Austin jumps back in and eliminates Vader and Undertaker in a very similar way that Roman Reigns infamously did to Kane and Big Show in 2015. Undertaker hit first, so the Final Four is technically Vader, Austin, Hart, and Fake Diesel. Hart is busy taking out Diesel and Stone Cold takes advantage to sneak up on Bret and eliminate him to win the match. Even if this crowd cheered Austin’s apparent elimination earlier, they popped pretty good for Stone Cold’s win. You can start to smell the change in the air. That and the awesome Tex Mex food in San Antonio.
The Hitman is pissed and shoves a referee and this starts “whiny Bret”. He leaves the ring and goes to commentary to scream at Vince, who sits there and takes it. Fortunately he doesn’t spit on Vince this time. This set up the promotion for 1997 which is probably my favorite WWF year of the post-Hulkamania era. Onto the awards:

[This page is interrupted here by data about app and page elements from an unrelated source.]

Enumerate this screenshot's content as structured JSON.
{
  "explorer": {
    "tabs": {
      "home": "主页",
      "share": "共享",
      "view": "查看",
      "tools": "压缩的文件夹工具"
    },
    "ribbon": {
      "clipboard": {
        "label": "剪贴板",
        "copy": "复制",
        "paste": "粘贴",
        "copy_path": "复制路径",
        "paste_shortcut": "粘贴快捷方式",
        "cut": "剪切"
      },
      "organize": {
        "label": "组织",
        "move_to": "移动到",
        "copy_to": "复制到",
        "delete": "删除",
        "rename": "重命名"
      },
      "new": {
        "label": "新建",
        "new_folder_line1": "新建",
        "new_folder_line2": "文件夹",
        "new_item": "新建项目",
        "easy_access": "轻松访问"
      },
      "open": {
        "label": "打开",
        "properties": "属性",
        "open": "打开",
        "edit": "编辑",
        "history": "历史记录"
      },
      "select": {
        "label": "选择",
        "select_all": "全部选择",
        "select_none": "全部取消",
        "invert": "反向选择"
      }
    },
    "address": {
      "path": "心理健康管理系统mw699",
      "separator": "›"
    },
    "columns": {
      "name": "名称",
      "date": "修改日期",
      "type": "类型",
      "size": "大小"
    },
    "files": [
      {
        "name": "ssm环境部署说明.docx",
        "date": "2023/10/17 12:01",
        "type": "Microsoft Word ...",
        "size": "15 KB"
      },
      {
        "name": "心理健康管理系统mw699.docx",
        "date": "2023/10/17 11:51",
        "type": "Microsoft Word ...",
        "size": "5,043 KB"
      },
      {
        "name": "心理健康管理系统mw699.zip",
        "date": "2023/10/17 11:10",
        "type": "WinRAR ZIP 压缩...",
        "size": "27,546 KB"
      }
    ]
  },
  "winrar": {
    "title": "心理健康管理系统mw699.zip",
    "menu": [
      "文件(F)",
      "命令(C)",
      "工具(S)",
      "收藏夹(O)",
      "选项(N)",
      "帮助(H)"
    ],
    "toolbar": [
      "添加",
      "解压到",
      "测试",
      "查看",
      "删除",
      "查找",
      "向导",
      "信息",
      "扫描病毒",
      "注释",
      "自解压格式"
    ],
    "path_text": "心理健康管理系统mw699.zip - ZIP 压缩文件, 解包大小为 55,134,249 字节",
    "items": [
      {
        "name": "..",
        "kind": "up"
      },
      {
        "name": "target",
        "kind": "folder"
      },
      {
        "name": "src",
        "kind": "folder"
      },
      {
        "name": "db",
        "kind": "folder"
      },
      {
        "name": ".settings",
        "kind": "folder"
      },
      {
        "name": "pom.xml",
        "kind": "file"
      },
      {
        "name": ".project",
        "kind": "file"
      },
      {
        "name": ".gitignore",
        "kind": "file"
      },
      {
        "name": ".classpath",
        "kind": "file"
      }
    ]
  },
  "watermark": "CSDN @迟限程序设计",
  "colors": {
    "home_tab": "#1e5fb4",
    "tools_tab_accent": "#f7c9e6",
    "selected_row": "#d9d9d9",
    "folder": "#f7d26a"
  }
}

1st star: Stone Cold Steve Austin – This was right there with Rick Martel and Ric Flair for great Rumble performances. What a shame the neck injury would limit him in future years. Between the push-ups spot, the facial reaction to Bret, his ability to have his hand in every pot, this was an even greater star-making performance than the King of the Ring and the Austin 3:16 speech. It showed he could actually be a babyface, which he hadn’t been in his career since he went to WCW in 1991.

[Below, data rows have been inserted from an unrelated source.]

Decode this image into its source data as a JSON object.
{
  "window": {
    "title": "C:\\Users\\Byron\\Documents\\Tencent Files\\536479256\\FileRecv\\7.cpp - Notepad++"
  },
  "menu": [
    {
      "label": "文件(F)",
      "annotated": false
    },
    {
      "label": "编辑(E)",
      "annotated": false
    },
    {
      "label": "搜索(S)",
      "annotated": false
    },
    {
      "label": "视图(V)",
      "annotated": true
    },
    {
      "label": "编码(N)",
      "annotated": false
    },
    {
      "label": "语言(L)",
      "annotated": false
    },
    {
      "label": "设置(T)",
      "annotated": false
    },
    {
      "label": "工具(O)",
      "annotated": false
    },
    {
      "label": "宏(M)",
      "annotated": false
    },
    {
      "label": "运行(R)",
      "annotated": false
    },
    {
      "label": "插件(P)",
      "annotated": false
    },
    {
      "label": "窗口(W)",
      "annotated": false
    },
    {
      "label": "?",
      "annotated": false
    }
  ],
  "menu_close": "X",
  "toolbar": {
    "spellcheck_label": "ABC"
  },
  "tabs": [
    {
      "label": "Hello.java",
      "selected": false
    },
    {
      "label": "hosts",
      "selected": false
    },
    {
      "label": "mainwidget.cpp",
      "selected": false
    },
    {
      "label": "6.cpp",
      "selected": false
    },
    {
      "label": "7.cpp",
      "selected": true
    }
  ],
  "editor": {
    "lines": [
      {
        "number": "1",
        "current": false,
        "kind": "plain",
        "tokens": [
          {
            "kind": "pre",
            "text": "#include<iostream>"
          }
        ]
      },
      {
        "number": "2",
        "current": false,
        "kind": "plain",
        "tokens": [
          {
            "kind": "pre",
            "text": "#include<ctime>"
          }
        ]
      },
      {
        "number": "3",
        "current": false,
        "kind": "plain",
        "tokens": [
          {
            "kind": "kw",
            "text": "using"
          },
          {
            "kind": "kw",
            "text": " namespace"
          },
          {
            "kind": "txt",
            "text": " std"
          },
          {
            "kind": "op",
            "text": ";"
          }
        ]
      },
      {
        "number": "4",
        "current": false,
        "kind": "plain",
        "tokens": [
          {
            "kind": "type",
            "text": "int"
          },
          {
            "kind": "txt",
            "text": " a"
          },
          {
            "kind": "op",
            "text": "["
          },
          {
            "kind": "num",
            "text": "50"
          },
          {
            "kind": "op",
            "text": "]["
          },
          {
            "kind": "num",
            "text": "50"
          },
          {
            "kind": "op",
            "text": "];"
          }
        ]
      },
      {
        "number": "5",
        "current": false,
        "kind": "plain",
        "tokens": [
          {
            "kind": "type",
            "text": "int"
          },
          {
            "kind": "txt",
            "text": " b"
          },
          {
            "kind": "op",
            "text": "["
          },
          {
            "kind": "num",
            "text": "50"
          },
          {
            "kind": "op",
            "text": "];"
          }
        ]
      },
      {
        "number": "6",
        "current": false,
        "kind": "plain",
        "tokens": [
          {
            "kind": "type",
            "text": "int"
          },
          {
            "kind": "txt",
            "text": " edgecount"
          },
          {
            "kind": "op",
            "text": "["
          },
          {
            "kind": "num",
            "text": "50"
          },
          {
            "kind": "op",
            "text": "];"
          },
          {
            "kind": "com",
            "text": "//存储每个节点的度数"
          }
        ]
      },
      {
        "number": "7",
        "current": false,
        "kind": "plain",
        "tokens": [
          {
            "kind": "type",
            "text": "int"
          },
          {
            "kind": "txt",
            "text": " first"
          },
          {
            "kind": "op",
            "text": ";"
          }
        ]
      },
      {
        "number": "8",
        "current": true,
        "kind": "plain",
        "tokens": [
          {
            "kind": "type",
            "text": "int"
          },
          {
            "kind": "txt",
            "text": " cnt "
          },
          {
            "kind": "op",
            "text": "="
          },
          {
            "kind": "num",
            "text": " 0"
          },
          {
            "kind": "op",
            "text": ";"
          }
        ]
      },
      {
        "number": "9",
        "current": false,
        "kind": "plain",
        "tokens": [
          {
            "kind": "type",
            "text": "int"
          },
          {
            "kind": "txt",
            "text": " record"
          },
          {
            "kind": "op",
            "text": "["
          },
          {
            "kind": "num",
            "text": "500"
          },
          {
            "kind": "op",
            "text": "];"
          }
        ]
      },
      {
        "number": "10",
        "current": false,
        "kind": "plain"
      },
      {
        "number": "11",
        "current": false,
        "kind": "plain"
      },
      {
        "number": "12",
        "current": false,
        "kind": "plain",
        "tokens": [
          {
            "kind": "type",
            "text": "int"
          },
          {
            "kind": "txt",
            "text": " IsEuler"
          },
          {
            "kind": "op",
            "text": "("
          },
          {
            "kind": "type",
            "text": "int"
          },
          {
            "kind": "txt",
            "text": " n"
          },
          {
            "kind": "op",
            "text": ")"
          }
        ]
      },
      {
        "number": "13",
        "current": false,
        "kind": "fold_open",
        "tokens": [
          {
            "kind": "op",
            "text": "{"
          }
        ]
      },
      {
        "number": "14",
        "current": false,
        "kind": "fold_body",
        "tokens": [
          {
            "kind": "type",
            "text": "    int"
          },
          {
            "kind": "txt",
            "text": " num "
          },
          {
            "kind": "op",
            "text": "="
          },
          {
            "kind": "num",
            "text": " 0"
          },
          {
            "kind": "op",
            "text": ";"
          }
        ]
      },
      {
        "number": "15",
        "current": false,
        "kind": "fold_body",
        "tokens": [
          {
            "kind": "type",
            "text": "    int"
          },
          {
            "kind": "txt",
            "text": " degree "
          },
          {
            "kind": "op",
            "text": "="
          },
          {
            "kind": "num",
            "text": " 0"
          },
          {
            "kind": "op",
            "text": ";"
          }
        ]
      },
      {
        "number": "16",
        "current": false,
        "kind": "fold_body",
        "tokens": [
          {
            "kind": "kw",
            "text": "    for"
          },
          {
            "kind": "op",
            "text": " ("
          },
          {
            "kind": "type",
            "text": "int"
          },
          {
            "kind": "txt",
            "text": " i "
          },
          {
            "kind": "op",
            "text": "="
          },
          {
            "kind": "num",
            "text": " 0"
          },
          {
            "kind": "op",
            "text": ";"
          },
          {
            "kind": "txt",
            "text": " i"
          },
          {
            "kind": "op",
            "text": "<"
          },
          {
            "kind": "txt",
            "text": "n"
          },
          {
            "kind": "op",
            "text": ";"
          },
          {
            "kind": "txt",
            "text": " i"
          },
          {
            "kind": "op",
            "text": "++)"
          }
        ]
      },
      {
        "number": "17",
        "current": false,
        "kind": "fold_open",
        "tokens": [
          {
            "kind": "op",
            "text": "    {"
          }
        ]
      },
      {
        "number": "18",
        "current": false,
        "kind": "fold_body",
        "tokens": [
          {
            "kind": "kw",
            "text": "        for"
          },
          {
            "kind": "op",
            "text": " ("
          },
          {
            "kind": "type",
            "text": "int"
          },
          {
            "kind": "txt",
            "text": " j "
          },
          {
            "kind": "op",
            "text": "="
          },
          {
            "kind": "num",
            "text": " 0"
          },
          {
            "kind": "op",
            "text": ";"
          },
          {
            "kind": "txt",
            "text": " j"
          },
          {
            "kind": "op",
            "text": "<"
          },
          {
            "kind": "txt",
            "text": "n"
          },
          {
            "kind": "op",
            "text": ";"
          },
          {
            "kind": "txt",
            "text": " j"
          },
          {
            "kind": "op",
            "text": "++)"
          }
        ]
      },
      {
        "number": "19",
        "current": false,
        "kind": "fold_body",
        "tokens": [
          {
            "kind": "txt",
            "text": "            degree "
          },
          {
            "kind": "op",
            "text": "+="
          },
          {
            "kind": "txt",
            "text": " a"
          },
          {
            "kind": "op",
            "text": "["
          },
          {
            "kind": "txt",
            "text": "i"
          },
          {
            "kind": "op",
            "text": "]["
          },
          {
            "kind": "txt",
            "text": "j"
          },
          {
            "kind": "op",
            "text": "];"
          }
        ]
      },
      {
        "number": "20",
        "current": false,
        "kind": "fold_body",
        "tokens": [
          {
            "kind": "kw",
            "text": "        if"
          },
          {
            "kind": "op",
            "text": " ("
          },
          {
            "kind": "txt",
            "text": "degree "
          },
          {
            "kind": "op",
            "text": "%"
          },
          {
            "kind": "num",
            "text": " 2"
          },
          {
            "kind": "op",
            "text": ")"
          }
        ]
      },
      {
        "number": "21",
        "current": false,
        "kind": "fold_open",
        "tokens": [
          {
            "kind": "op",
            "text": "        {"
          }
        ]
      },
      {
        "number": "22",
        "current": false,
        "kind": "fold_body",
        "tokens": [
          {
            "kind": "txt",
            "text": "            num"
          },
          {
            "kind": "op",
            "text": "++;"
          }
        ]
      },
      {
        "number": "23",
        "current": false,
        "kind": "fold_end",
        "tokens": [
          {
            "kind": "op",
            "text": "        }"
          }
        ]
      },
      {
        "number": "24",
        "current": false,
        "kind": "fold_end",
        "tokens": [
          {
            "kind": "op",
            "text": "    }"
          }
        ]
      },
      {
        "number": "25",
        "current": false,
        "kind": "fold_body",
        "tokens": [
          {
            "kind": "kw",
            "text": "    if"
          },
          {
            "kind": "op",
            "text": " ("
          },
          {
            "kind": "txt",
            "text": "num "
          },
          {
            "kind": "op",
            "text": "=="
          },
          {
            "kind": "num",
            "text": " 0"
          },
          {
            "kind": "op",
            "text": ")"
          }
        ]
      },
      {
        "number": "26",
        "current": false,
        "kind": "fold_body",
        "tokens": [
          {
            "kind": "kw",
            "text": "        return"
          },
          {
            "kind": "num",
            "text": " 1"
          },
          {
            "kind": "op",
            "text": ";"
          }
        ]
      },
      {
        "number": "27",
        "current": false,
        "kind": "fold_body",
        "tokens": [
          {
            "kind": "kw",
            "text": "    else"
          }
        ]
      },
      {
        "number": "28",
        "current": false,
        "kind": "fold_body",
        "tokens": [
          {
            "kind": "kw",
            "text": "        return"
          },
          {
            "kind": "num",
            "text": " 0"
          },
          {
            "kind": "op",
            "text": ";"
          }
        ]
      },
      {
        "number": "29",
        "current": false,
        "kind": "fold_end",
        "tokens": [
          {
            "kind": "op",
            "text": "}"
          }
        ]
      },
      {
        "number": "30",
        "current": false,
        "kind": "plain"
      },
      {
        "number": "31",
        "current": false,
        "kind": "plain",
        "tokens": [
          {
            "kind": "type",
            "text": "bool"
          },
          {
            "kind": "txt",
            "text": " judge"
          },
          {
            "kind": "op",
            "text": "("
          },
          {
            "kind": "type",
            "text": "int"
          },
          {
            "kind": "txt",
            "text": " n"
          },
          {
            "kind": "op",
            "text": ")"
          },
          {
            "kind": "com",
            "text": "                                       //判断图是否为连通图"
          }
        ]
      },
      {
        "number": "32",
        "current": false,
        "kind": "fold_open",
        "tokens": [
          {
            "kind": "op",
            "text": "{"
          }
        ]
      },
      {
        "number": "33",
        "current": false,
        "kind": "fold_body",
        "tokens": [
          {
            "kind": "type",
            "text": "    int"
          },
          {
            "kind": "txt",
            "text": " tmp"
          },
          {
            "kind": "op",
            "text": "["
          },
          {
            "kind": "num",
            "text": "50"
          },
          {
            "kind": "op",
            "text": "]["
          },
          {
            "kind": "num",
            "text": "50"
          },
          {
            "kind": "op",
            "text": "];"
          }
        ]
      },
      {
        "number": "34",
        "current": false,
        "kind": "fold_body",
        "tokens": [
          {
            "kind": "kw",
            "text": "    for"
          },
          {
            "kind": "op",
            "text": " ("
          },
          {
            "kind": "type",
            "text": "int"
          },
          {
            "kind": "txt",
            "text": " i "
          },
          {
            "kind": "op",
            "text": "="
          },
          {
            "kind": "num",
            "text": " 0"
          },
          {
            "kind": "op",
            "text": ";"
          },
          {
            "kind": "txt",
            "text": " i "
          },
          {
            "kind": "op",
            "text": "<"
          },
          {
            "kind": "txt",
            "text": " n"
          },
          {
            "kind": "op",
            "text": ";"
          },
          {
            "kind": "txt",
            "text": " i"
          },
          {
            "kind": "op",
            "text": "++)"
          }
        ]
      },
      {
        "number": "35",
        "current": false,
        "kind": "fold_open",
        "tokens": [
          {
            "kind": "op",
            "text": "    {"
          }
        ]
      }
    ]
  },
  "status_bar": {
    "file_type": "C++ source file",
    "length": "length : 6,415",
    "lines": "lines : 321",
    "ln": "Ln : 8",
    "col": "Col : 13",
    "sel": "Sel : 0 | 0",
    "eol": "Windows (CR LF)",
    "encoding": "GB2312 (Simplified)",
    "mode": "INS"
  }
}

2nd star: Bret Hart – He helped create the Stone Cold monster and is always an excellent ring general in these matches. The Hitman isn’t big on the near elimination spots, but he always brings things to the table.
3rd star: Terry Funk – I should just rename the 3rd star the Dick Murdoch award for legends that I mark like crazy for in the match. He was doing his usual crazy stuff getting hung up in the ropes. The combo of him and Mankind made the wild brawl seem even more plausible.
Morrison Award: Fake Diesel, who went 17:49 with no eliminations. Don’t worry Mr. Jacobs, things will get better for you soon.
Hall of Famers: 8, though there are many more who will be inducted someday
Deceased: 3 (Owen Hart, British Bulldog, Crush)
Summary: Bret Hart was the obvious choice to win this match, and was infamously picked by Vic Venom in the RAW magazine to do so. In part because of that, the finish was switched in an early Russo-like swerve. This one actually worked because it helped to elevate Austin even more. The entire plan was put into flux when Shawn Michaels forfeited the title due to “injury” and world title roulette ensued. That too also seemed natural in retrospect and it led to Hart-Austin at Mania 13 so it can’t be called a bad thing by any standard. The willingness to try out new things and just go with it is probably the biggest reason why I love 1997 WWF. Despite the slow start, this match is highly recommended and slots in behind 1992 for best Rumble match to date.